#### [Records provided]
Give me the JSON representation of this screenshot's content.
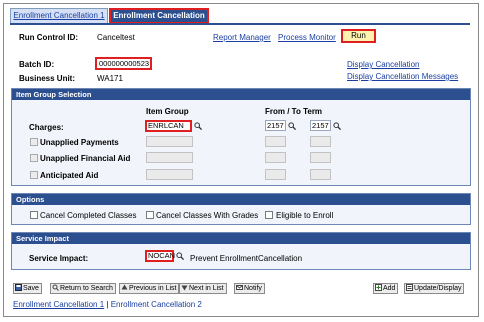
{
  "tabs": [
    {
      "label": "Enrollment Cancellation 1",
      "active": false
    },
    {
      "label": "Enrollment Cancellation 2",
      "active": true
    }
  ],
  "header": {
    "run_control_label": "Run Control ID:",
    "run_control_value": "Canceltest",
    "report_manager": "Report Manager",
    "process_monitor": "Process Monitor",
    "run_button": "Run"
  },
  "batch": {
    "batch_id_label": "Batch ID:",
    "batch_id_value": "000000000523",
    "business_unit_label": "Business Unit:",
    "business_unit_value": "WA171",
    "display_cancellation": "Display Cancellation",
    "display_cancellation_messages": "Display Cancellation Messages"
  },
  "item_group_section": {
    "title": "Item Group Selection",
    "col_item_group": "Item Group",
    "col_from_to_term": "From / To Term",
    "charges_label": "Charges:",
    "charges_item_group": "ENRLCAN",
    "charges_from_term": "2157",
    "charges_to_term": "2157",
    "unapplied_payments": "Unapplied Payments",
    "unapplied_financial_aid": "Unapplied Financial Aid",
    "anticipated_aid": "Anticipated Aid"
  },
  "options_section": {
    "title": "Options",
    "cancel_completed_classes": "Cancel Completed Classes",
    "cancel_classes_with_grades": "Cancel Classes With Grades",
    "eligible_to_enroll": "Eligible to Enroll"
  },
  "service_impact_section": {
    "title": "Service Impact",
    "label": "Service Impact:",
    "value": "NOCAN",
    "description": "Prevent EnrollmentCancellation"
  },
  "toolbar": {
    "save": "Save",
    "return_to_search": "Return to Search",
    "previous_in_list": "Previous in List",
    "next_in_list": "Next in List",
    "notify": "Notify",
    "add": "Add",
    "update_display": "Update/Display"
  },
  "footer": {
    "link1": "Enrollment Cancellation 1",
    "separator": " | ",
    "link2": "Enrollment Cancellation 2"
  },
  "colors": {
    "section_header": "#2c4f8f",
    "highlight": "#e02020",
    "run_button_bg": "#fdf3b0",
    "link": "#1a3fa0"
  }
}
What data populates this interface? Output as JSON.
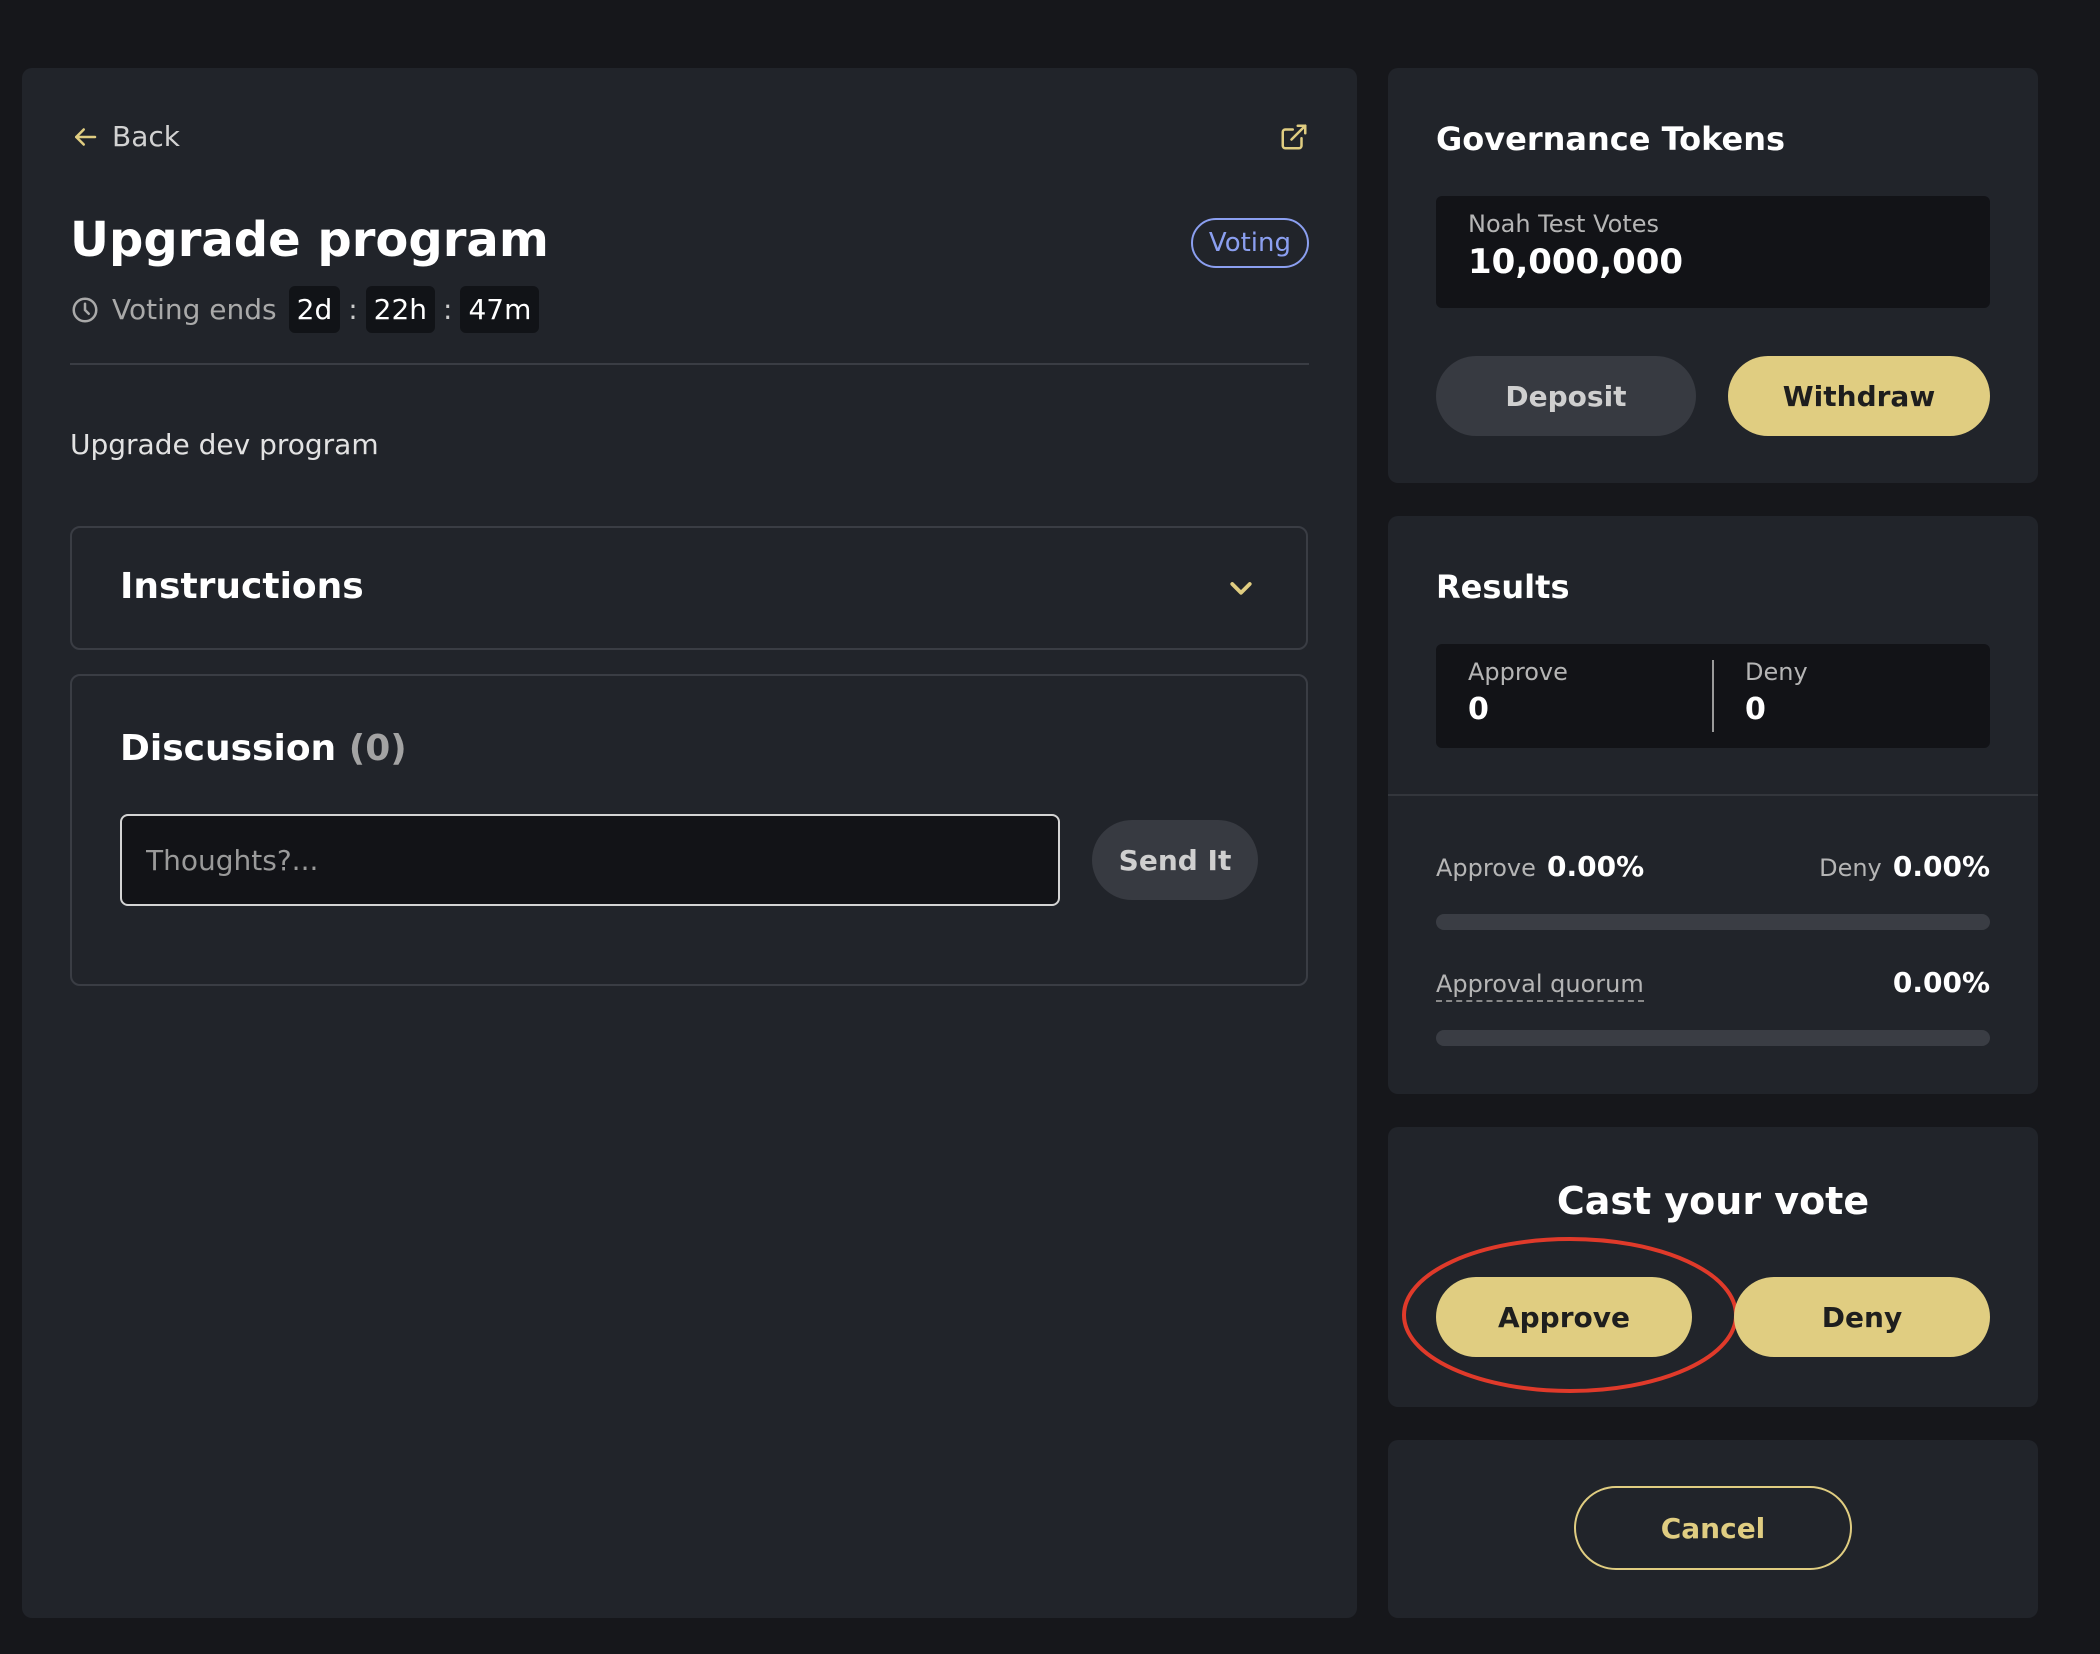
{
  "proposal": {
    "back_label": "Back",
    "title": "Upgrade program",
    "status": "Voting",
    "voting_ends_label": "Voting ends",
    "countdown": {
      "days": "2d",
      "hours": "22h",
      "minutes": "47m",
      "separator": ":"
    },
    "description": "Upgrade dev program"
  },
  "instructions": {
    "title": "Instructions"
  },
  "discussion": {
    "title": "Discussion",
    "count": "(0)",
    "input_placeholder": "Thoughts?...",
    "send_label": "Send It"
  },
  "governance": {
    "title": "Governance Tokens",
    "votes_label": "Noah Test Votes",
    "votes_value": "10,000,000",
    "deposit_label": "Deposit",
    "withdraw_label": "Withdraw"
  },
  "results": {
    "title": "Results",
    "approve_label": "Approve",
    "approve_count": "0",
    "deny_label": "Deny",
    "deny_count": "0",
    "approve_pct_label": "Approve",
    "approve_pct": "0.00%",
    "deny_pct_label": "Deny",
    "deny_pct": "0.00%",
    "vote_bar_fraction": 0.0,
    "quorum_label": "Approval quorum",
    "quorum_pct": "0.00%",
    "quorum_bar_fraction": 0.0
  },
  "cast_vote": {
    "title": "Cast your vote",
    "approve_label": "Approve",
    "deny_label": "Deny"
  },
  "cancel": {
    "label": "Cancel"
  },
  "colors": {
    "accent": "#e0cd81",
    "badge": "#8b9ff0",
    "annotation": "#e03a2a",
    "panel": "#21242a",
    "background": "#16171b"
  },
  "icons": {
    "back": "arrow-left-icon",
    "external": "external-link-icon",
    "clock": "clock-icon",
    "chevron": "chevron-down-icon"
  }
}
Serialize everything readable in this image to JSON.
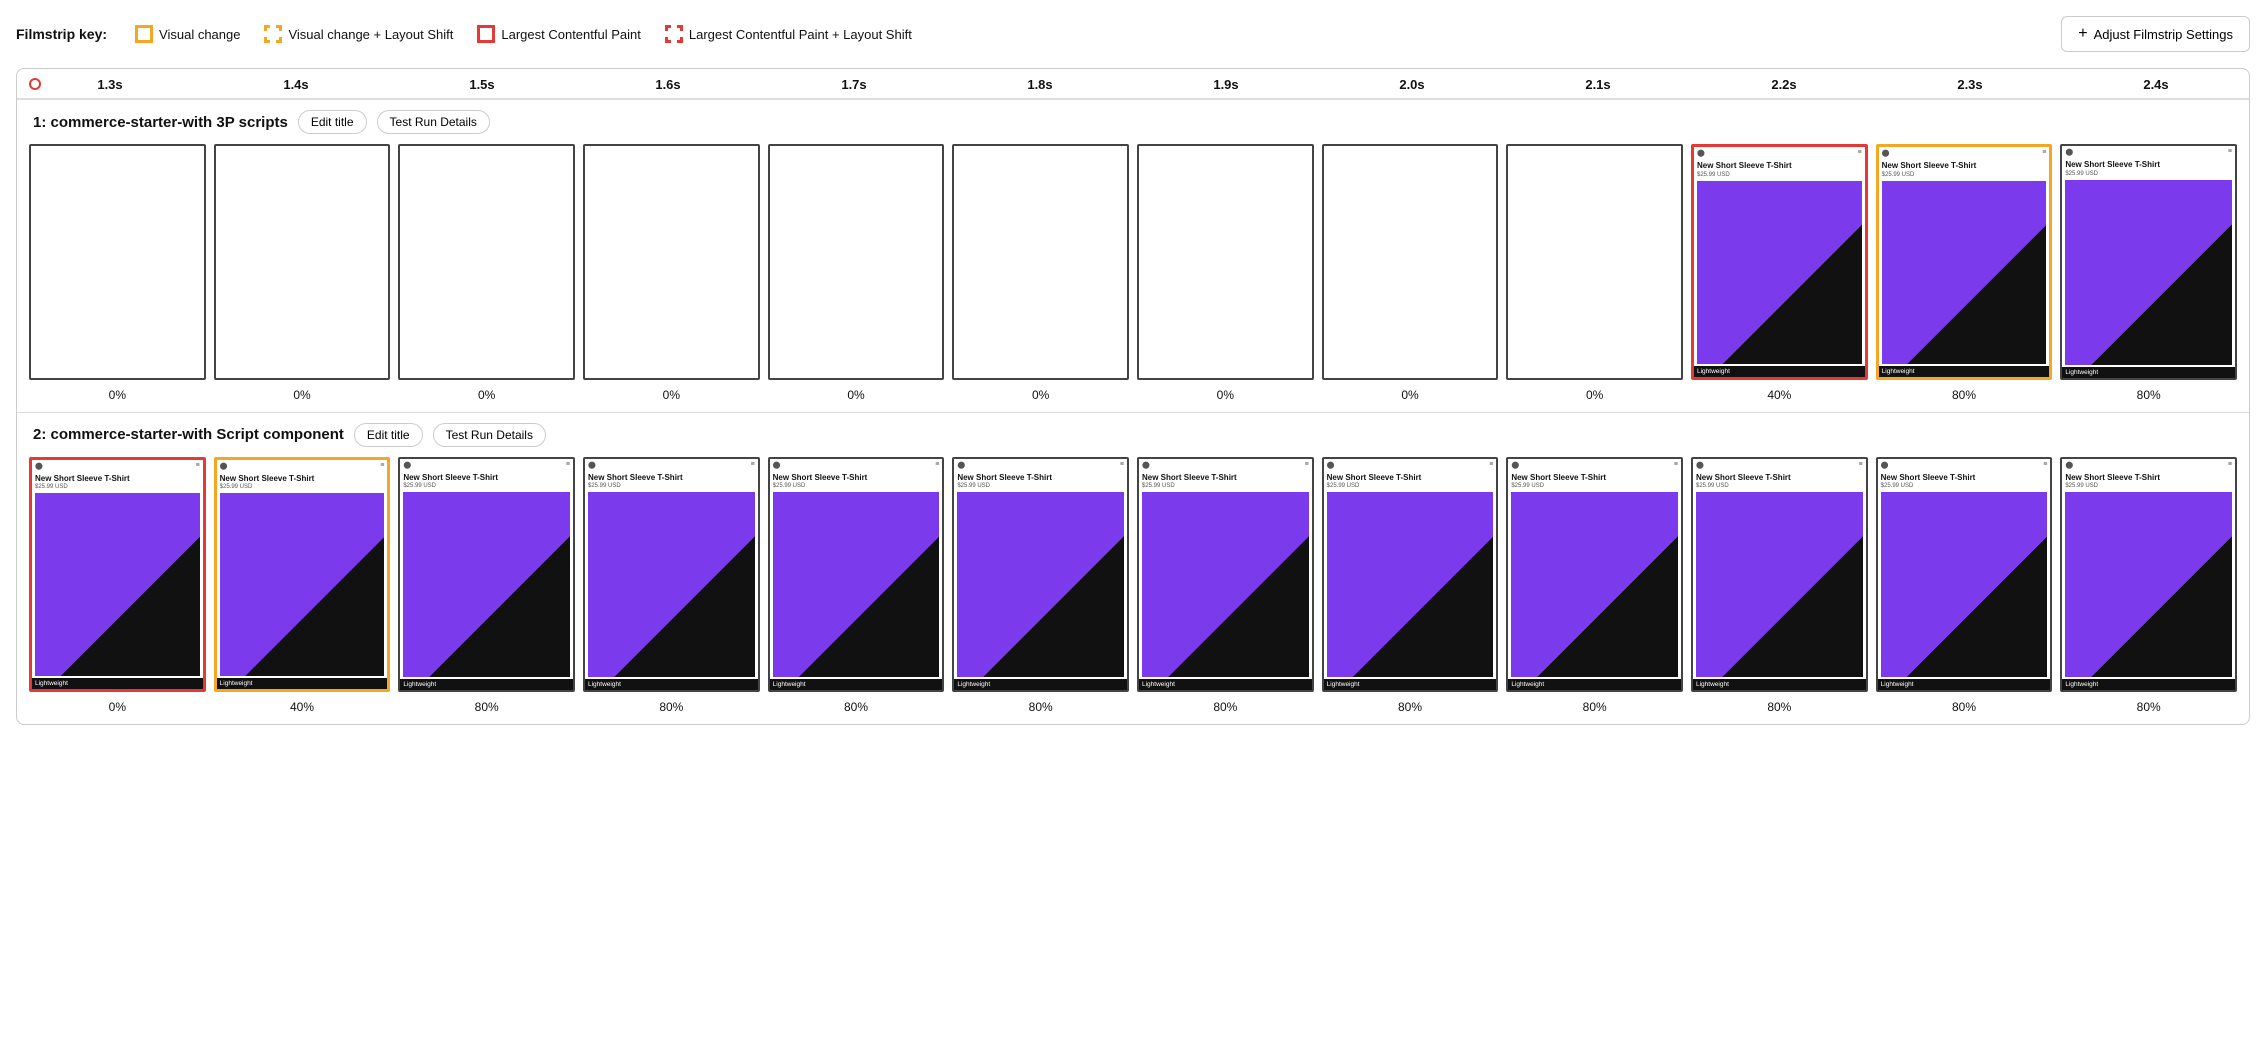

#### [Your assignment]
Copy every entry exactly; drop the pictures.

#### [Task output]
Give me the JSON representation of this screenshot's content.
{
  "tabs": [
    {
      "label": "Enrollment Cancellation 1",
      "active": false
    },
    {
      "label": "Enrollment Cancellation 2",
      "active": true
    }
  ],
  "header": {
    "run_control_label": "Run Control ID:",
    "run_control_value": "Canceltest",
    "report_manager": "Report Manager",
    "process_monitor": "Process Monitor",
    "run_button": "Run"
  },
  "batch": {
    "batch_id_label": "Batch ID:",
    "batch_id_value": "000000000523",
    "business_unit_label": "Business Unit:",
    "business_unit_value": "WA171",
    "display_cancellation": "Display Cancellation",
    "display_cancellation_messages": "Display Cancellation Messages"
  },
  "item_group_section": {
    "title": "Item Group Selection",
    "col_item_group": "Item Group",
    "col_from_to_term": "From / To Term",
    "charges_label": "Charges:",
    "charges_item_group": "ENRLCAN",
    "charges_from_term": "2157",
    "charges_to_term": "2157",
    "unapplied_payments": "Unapplied Payments",
    "unapplied_financial_aid": "Unapplied Financial Aid",
    "anticipated_aid": "Anticipated Aid"
  },
  "options_section": {
    "title": "Options",
    "cancel_completed_classes": "Cancel Completed Classes",
    "cancel_classes_with_grades": "Cancel Classes With Grades",
    "eligible_to_enroll": "Eligible to Enroll"
  },
  "service_impact_section": {
    "title": "Service Impact",
    "label": "Service Impact:",
    "value": "NOCAN",
    "description": "Prevent EnrollmentCancellation"
  },
  "toolbar": {
    "save": "Save",
    "return_to_search": "Return to Search",
    "previous_in_list": "Previous in List",
    "next_in_list": "Next in List",
    "notify": "Notify",
    "add": "Add",
    "update_display": "Update/Display"
  },
  "footer": {
    "link1": "Enrollment Cancellation 1",
    "separator": " | ",
    "link2": "Enrollment Cancellation 2"
  },
  "colors": {
    "section_header": "#2c4f8f",
    "highlight": "#e02020",
    "run_button_bg": "#fdf3b0",
    "link": "#1a3fa0"
  }
}
What data populates this interface? Output as JSON.
{
  "proposal": {
    "back_label": "Back",
    "title": "Upgrade program",
    "status": "Voting",
    "voting_ends_label": "Voting ends",
    "countdown": {
      "days": "2d",
      "hours": "22h",
      "minutes": "47m",
      "separator": ":"
    },
    "description": "Upgrade dev program"
  },
  "instructions": {
    "title": "Instructions"
  },
  "discussion": {
    "title": "Discussion",
    "count": "(0)",
    "input_placeholder": "Thoughts?...",
    "send_label": "Send It"
  },
  "governance": {
    "title": "Governance Tokens",
    "votes_label": "Noah Test Votes",
    "votes_value": "10,000,000",
    "deposit_label": "Deposit",
    "withdraw_label": "Withdraw"
  },
  "results": {
    "title": "Results",
    "approve_label": "Approve",
    "approve_count": "0",
    "deny_label": "Deny",
    "deny_count": "0",
    "approve_pct_label": "Approve",
    "approve_pct": "0.00%",
    "deny_pct_label": "Deny",
    "deny_pct": "0.00%",
    "vote_bar_fraction": 0.0,
    "quorum_label": "Approval quorum",
    "quorum_pct": "0.00%",
    "quorum_bar_fraction": 0.0
  },
  "cast_vote": {
    "title": "Cast your vote",
    "approve_label": "Approve",
    "deny_label": "Deny"
  },
  "cancel": {
    "label": "Cancel"
  },
  "colors": {
    "accent": "#e0cd81",
    "badge": "#8b9ff0",
    "annotation": "#e03a2a",
    "panel": "#21242a",
    "background": "#16171b"
  },
  "icons": {
    "back": "arrow-left-icon",
    "external": "external-link-icon",
    "clock": "clock-icon",
    "chevron": "chevron-down-icon"
  }
}
Serialize everything readable in this image to JSON.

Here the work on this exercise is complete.